Is your money aging like a fine wine, or like a cheap beer?

Over the past 11 years bank ‘savings’ accounts have lost 1.65% of their value every single year because of inflation.

Losing about a penny and a half on every dollar each year doesn’t seem like much, but the effects of time compound the issue greatly.

As an example: say you want to save $\100,000$ to buy a house in ten years. The house price in dollars will increase over the ten years due to inflation. At an average rate of 1.95%, in ten years the price of a $\100,000$ home will ‘inflate’ to $\121,357.31$.

Now, if you were to place a lump sum of money today in a ‘savings’ account to cover this home purchase, you would need to deposit $\frac {\121,357.31}{1+ (0.3\%)^{10}} = \117,722.59$ today in order to buy the $\100,000$ home in ten years.

Contrast this with Peer Lending, which has an average platform return of 7.06%. You would need to invest $\frac {\121,357.31}{1+ (7.06\%)^{10}} = \61,347.03$ to buy the $\100,000$ home in ten years.

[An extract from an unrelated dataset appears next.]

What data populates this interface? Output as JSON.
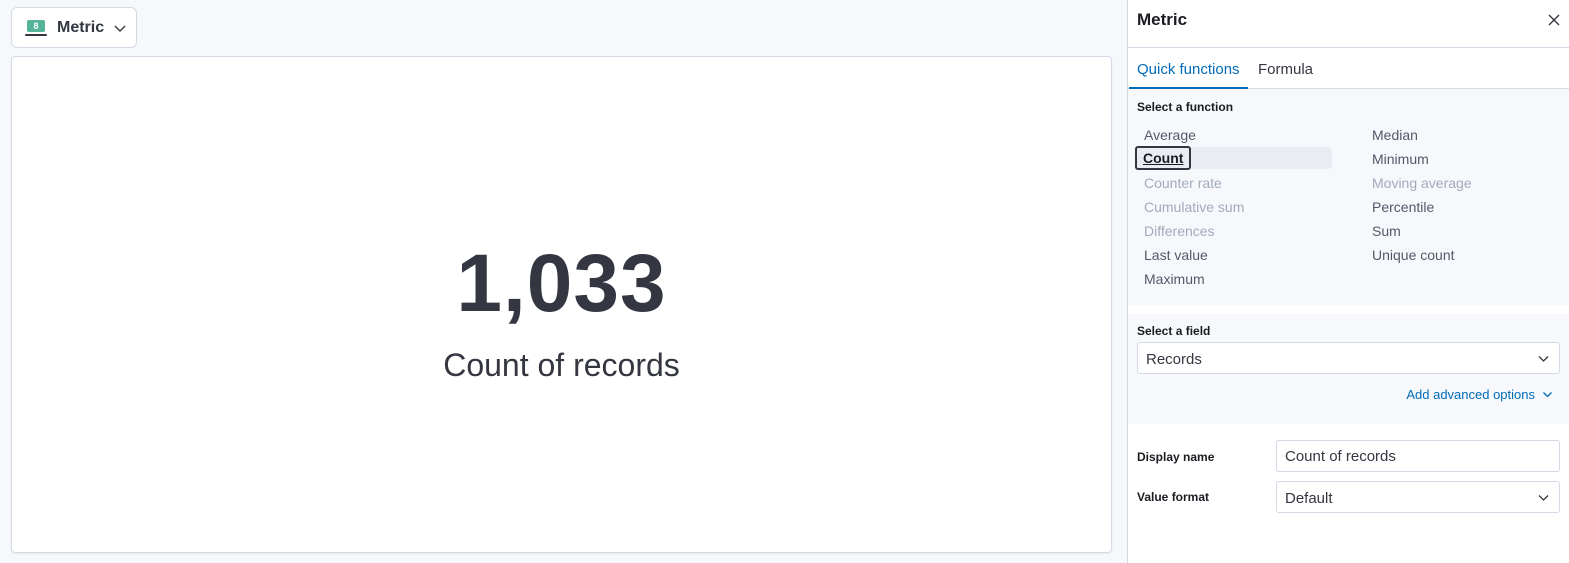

The difference between the two is $\56,428.92$.

This means that you would need to place almost twice as much money in your ‘savings’ account (and more than the value of the home today) in order to make the same home purchase in ten years.

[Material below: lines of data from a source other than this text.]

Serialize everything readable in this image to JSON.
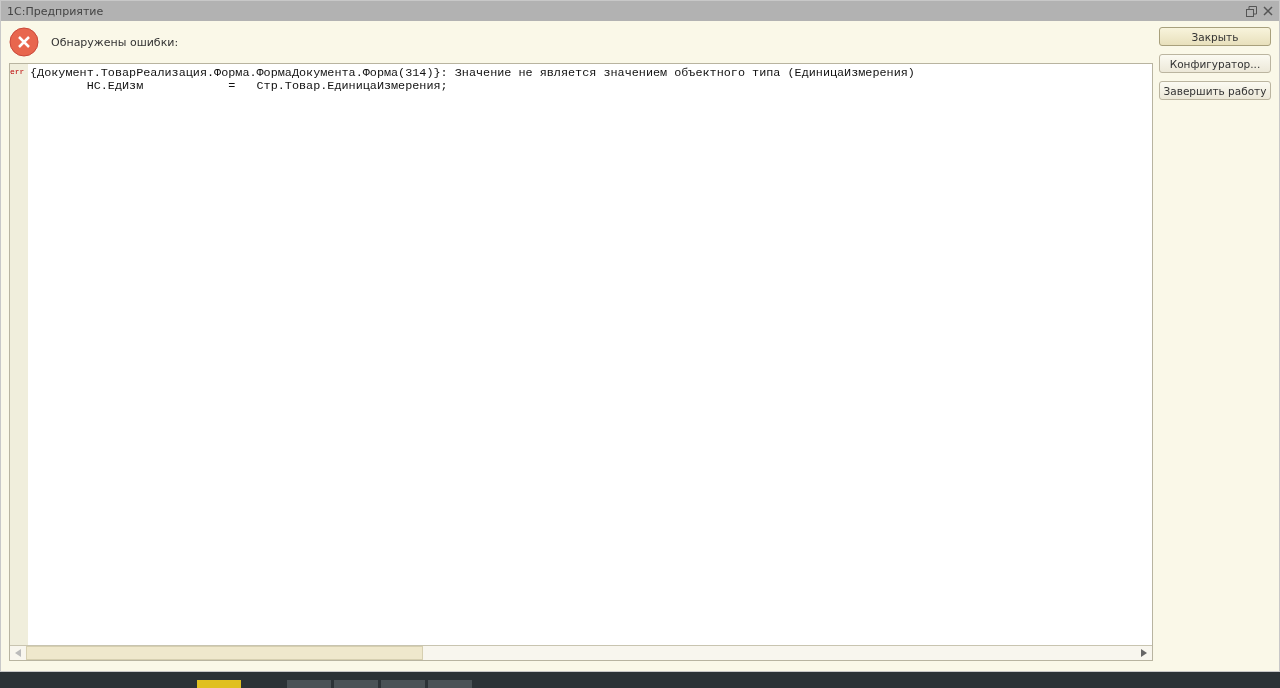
{
  "window": {
    "title": "1С:Предприятие"
  },
  "header": {
    "message": "Обнаружены ошибки:"
  },
  "lines": [
    {
      "marker": "err",
      "text": "{Документ.ТоварРеализация.Форма.ФормаДокумента.Форма(314)}: Значение не является значением объектного типа (ЕдиницаИзмерения)"
    },
    {
      "text": "        НС.ЕдИзм            =   Стр.Товар.ЕдиницаИзмерения;"
    }
  ],
  "buttons": [
    {
      "label": "Закрыть",
      "default": true
    },
    {
      "label": "Конфигуратор...",
      "default": false
    },
    {
      "label": "Завершить работу",
      "default": false
    }
  ]
}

The money in a savings account ages like beer – it is useful today, but gets stale the longer you wait to spend it. Placing money in a peer lending account lets time work for you to create real value.

Which one is the real ‘savings’ account?